Greatest in a long while

Wow. Just listen to Welcome Home, and instantly you are hooked. Ben Cooper is a musical mastermind when it comes to crafting songs. Not surprising since this follows in the wake of Electric President's highly praised self titled release. People who liked Electric President will like this album even though this is a little less electronica than the aforementioned. Too bad the ratings only go to 5.

Unbelieveable

Unbelievable. Absolutely incredible. This is so beautifully origninal, Ben Cooper is an artist; This album is art. Groundbreaking...

Biography

Born: Jacksonville Beach, FL

Genre: Singer/Songwriter

Years Active: '00s, '10s

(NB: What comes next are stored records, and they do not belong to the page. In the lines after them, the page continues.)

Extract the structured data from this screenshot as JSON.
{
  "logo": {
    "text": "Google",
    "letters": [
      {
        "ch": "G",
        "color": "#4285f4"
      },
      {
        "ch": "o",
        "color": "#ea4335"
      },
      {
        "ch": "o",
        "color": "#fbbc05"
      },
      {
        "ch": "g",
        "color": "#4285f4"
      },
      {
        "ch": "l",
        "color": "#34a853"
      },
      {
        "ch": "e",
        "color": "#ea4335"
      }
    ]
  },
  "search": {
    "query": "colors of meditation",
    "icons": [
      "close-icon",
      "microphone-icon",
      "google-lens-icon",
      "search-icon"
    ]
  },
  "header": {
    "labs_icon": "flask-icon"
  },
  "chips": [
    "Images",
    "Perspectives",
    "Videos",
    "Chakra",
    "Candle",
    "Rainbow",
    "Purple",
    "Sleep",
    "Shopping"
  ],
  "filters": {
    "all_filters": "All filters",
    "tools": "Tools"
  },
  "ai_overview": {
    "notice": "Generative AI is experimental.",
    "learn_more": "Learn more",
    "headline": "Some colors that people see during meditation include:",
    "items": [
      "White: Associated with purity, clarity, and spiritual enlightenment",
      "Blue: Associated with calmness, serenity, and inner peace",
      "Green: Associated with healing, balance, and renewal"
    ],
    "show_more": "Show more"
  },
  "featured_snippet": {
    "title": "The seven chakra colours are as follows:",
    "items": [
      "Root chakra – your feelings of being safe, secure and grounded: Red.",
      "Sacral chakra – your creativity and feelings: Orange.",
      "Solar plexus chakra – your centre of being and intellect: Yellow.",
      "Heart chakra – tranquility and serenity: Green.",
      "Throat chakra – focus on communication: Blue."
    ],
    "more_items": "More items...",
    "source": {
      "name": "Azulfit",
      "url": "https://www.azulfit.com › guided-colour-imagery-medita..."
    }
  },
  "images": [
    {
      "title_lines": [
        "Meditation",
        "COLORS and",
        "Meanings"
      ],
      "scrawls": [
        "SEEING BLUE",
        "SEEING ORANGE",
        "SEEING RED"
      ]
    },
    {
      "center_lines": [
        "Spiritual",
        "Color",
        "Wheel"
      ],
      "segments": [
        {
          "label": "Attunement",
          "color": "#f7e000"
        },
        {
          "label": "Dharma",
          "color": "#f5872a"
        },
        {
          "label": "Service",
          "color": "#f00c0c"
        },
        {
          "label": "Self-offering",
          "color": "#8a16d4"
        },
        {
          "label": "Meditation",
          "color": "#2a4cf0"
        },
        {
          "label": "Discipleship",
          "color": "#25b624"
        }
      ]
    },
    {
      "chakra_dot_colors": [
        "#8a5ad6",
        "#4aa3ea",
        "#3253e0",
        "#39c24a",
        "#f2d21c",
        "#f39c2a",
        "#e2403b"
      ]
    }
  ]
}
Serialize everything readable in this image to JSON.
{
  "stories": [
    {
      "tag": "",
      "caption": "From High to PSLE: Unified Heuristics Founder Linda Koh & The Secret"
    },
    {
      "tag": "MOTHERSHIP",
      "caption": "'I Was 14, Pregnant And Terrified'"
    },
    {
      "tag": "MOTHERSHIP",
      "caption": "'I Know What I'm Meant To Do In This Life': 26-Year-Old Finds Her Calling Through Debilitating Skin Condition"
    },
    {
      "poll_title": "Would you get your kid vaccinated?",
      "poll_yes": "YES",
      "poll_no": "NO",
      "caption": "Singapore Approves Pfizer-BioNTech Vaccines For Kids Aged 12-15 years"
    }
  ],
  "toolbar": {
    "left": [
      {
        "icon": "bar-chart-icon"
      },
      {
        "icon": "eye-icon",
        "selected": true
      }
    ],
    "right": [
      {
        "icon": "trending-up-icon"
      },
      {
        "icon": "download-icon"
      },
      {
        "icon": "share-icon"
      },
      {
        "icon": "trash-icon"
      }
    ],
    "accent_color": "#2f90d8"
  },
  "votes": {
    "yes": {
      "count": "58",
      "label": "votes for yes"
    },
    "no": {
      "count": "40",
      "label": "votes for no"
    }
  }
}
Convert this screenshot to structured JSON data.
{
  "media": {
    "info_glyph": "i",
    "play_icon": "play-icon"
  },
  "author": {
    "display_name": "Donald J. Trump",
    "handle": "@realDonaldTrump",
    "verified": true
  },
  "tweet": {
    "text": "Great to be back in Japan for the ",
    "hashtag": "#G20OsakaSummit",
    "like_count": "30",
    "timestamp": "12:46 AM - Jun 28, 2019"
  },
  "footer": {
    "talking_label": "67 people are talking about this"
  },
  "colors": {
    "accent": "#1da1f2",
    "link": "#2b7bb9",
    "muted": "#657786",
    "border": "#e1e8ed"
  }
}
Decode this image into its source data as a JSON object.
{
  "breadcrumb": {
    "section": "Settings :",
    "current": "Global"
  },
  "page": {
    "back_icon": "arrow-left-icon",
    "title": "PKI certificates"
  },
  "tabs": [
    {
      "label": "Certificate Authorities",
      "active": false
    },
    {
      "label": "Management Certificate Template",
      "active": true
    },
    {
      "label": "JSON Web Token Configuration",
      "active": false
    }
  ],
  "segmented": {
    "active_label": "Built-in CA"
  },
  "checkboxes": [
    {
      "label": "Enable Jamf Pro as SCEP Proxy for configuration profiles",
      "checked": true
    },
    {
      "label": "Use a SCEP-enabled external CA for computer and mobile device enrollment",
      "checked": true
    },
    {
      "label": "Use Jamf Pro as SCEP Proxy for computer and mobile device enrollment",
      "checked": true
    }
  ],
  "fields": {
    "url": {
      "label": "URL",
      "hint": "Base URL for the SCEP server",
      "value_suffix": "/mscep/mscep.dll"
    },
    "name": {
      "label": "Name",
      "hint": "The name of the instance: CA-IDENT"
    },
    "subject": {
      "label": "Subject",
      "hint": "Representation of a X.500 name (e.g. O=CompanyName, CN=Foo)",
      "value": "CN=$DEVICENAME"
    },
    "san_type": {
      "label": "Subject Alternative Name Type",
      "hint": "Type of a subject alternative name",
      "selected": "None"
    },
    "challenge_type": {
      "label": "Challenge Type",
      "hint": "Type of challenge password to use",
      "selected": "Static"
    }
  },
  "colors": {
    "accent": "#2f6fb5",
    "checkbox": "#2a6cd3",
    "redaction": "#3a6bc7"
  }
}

Jacksonville Beach, Florida-based Radical Face is primarily Ben Cooper, who is also one half of similar quiet-is-the-new-loud duo Electric President. Both have inked deals with German label Morr Music. Highlighted with light orchestral flourishes and acoustic guitar, Radical Face's early recordings included an EP and an album titled The Junkyard Chandelier. In March 2007 Morr issued Ghost, a concept album about houses retaining memories. In 2011, The Family Tree Presents: The Roots began...
Full Bio